Formalin scare: Goa lifts ban on fish imports; keeps strict vigil on border

Panaji: The Goa government has lifted the ban on the import of fish from other states, and is keeping a strict vigil on border check posts to ensure consignments entering its territory are free of toxic chemicals. The fish import ban was imposed in Goa last month in the wake of formalin scare and it was lifted last night.

Food and Drugs Administration Minister Vishwajit Rane told PTI today that teams of experts from his department thoroughly checked fish-laden trucks that arrived on the Goa border since last night.

The teams were stationed at Pollem is South Goa, which borders Karnataka, and Patradevi in North Goa along the Maharashtra border. They took fish samples from these trucks and did on-the-spot analysis for presence of any harmful chemical. No chemical was found in the fish samples, he said.

The government had banned import of fish on July 18 after the Food and Drugs Administration’s (FDA) initial report confirmed presence of formalin, a toxic chemical, in them. Formalin was applied on fish imported from outside the state as a preservative, according to the FDA.

The chemical, harmful for human health, is used to preserve bodies and prevent their decay in mortuaries. The department had later withdrawn its report.

“Testing of imported fish samples started at Pollem and Patradevi check posts from midnight onwards. Fourteen trucks carrying fish from Karnataka had arrived at the Pollem check post till 7.30 am today,” Rane said.
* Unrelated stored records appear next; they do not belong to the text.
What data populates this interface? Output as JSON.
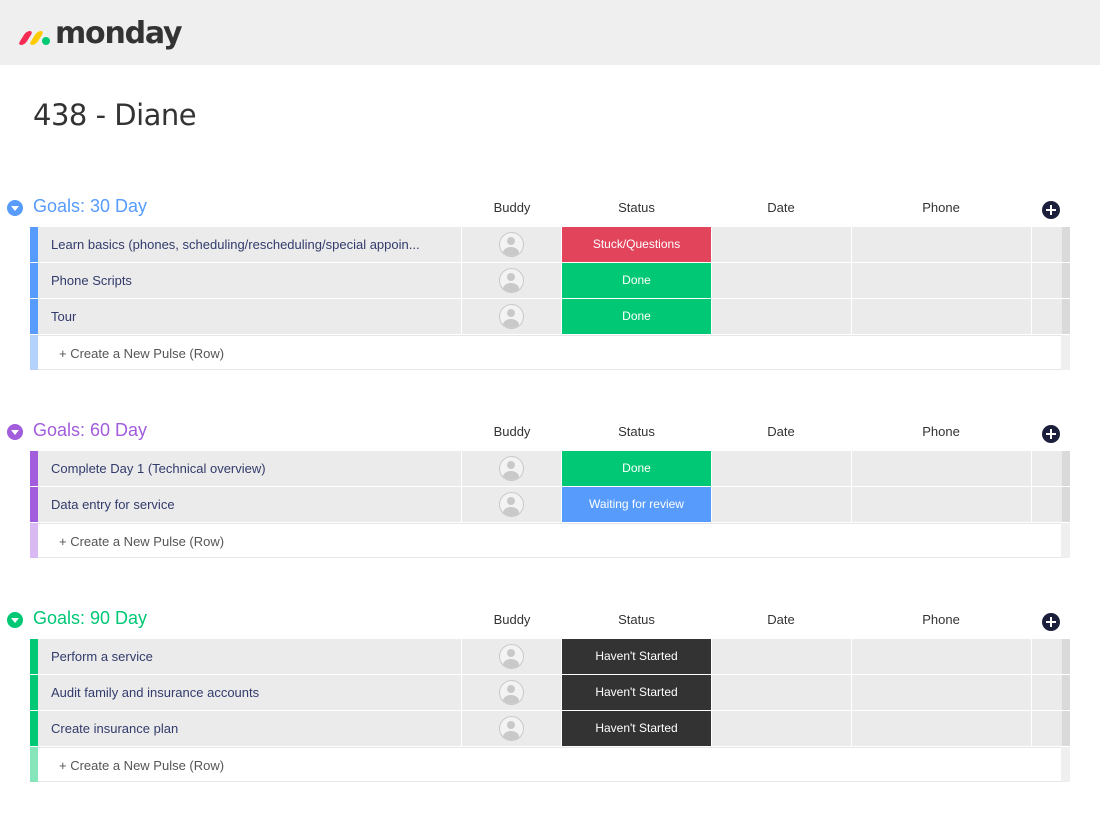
{
  "app": {
    "brand": "monday",
    "brand_colors": [
      "#f62b54",
      "#ffcb00",
      "#00ca72"
    ]
  },
  "board": {
    "title": "438 - Diane"
  },
  "columns": {
    "buddy": "Buddy",
    "status": "Status",
    "date": "Date",
    "phone": "Phone"
  },
  "create_label": "+ Create a New Pulse (Row)",
  "status_colors": {
    "Stuck/Questions": "#e2445c",
    "Done": "#00c875",
    "Waiting for review": "#579bfc",
    "Haven't Started": "#333333"
  },
  "groups": [
    {
      "title": "Goals: 30 Day",
      "color": "#579bfc",
      "light_color": "#b4d2fb",
      "rows": [
        {
          "name": "Learn basics (phones, scheduling/rescheduling/special appoin...",
          "status": "Stuck/Questions"
        },
        {
          "name": "Phone Scripts",
          "status": "Done"
        },
        {
          "name": "Tour",
          "status": "Done"
        }
      ]
    },
    {
      "title": "Goals: 60 Day",
      "color": "#a25ddc",
      "light_color": "#d9b9f1",
      "rows": [
        {
          "name": "Complete Day 1 (Technical overview)",
          "status": "Done"
        },
        {
          "name": "Data entry for service",
          "status": "Waiting for review"
        }
      ]
    },
    {
      "title": "Goals: 90 Day",
      "color": "#00c875",
      "light_color": "#86e5bb",
      "rows": [
        {
          "name": "Perform a service",
          "status": "Haven't Started"
        },
        {
          "name": "Audit family and insurance accounts",
          "status": "Haven't Started"
        },
        {
          "name": "Create insurance plan",
          "status": "Haven't Started"
        }
      ]
    }
  ]
}
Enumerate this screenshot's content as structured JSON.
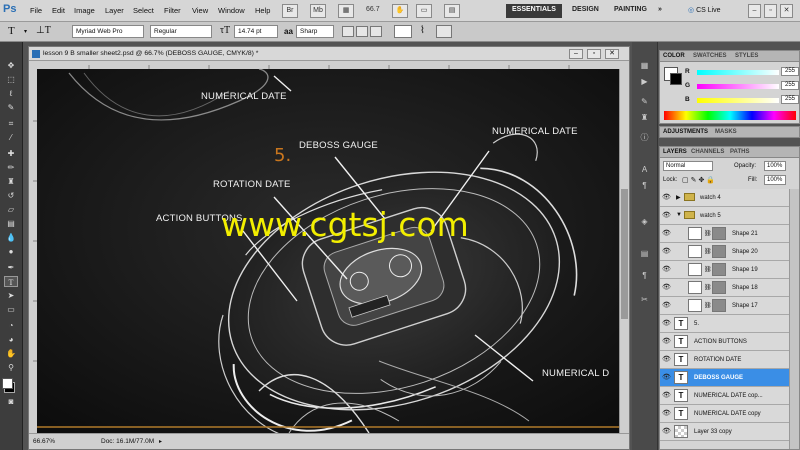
{
  "app": {
    "logo": "Ps"
  },
  "menu": [
    "File",
    "Edit",
    "Image",
    "Layer",
    "Select",
    "Filter",
    "View",
    "Window",
    "Help"
  ],
  "menu_extra": {
    "zoom": "66.7"
  },
  "workspaces": {
    "active": "ESSENTIALS",
    "design": "DESIGN",
    "painting": "PAINTING",
    "more": "»",
    "cslive": "CS Live"
  },
  "options": {
    "font_family": "Myriad Web Pro",
    "font_style": "Regular",
    "font_size": "14.74 pt",
    "anti_alias_icon": "aa",
    "anti_alias": "Sharp"
  },
  "document": {
    "title": "lesson 9 B smaller sheet2.psd @ 66.7% (DEBOSS GAUGE, CMYK/8) *",
    "zoom": "66.67%",
    "doc_size": "Doc: 16.1M/77.0M"
  },
  "canvas": {
    "step_number": "5.",
    "labels": {
      "numerical_date_top": "NUMERICAL DATE",
      "deboss_gauge": "DEBOSS GAUGE",
      "numerical_date_right": "NUMERICAL DATE",
      "rotation_date": "ROTATION DATE",
      "action_buttons": "ACTION BUTTONS",
      "numerical_date_bottom": "NUMERICAL D"
    },
    "watermark": "www.cgtsj.com"
  },
  "color_panel": {
    "tabs": [
      "COLOR",
      "SWATCHES",
      "STYLES"
    ],
    "channels": [
      {
        "label": "R",
        "value": "255"
      },
      {
        "label": "G",
        "value": "255"
      },
      {
        "label": "B",
        "value": "255"
      }
    ]
  },
  "adjustments_panel": {
    "tabs": [
      "ADJUSTMENTS",
      "MASKS"
    ]
  },
  "layers_panel": {
    "tabs": [
      "LAYERS",
      "CHANNELS",
      "PATHS"
    ],
    "blend_mode": "Normal",
    "opacity_label": "Opacity:",
    "opacity": "100%",
    "lock_label": "Lock:",
    "fill_label": "Fill:",
    "fill": "100%",
    "layers": [
      {
        "name": "watch 4",
        "kind": "group"
      },
      {
        "name": "watch 5",
        "kind": "group-open"
      },
      {
        "name": "Shape 21",
        "kind": "shape"
      },
      {
        "name": "Shape 20",
        "kind": "shape"
      },
      {
        "name": "Shape 19",
        "kind": "shape"
      },
      {
        "name": "Shape 18",
        "kind": "shape"
      },
      {
        "name": "Shape 17",
        "kind": "shape"
      },
      {
        "name": "5.",
        "kind": "text"
      },
      {
        "name": "ACTION BUTTONS",
        "kind": "text"
      },
      {
        "name": "ROTATION DATE",
        "kind": "text"
      },
      {
        "name": "DEBOSS GAUGE",
        "kind": "text",
        "selected": true
      },
      {
        "name": "NUMERICAL DATE cop...",
        "kind": "text"
      },
      {
        "name": "NUMERICAL DATE copy",
        "kind": "text"
      },
      {
        "name": "Layer 33 copy",
        "kind": "raster"
      }
    ]
  },
  "colors": {
    "accent_orange": "#c9761e",
    "watermark_yellow": "#f2ee00",
    "selection_blue": "#3a8ee6"
  }
}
At Patradevi, three vehicles entered the state and fish samples collected from them tested negative for chemicals, the minister said. The FDA will keep a vigil at the border even during the day time, he said.

The Congress had stalled the Assembly during the recently-concluded Monsoon Session for three days over the issue of formalin-laced fish, demanding a thorough probe into the entire episode.

(To download our E-paper please click here. The publishers permit sharing of the paper's PDF on WhatsApp and other social media platforms.)

Free Press Journal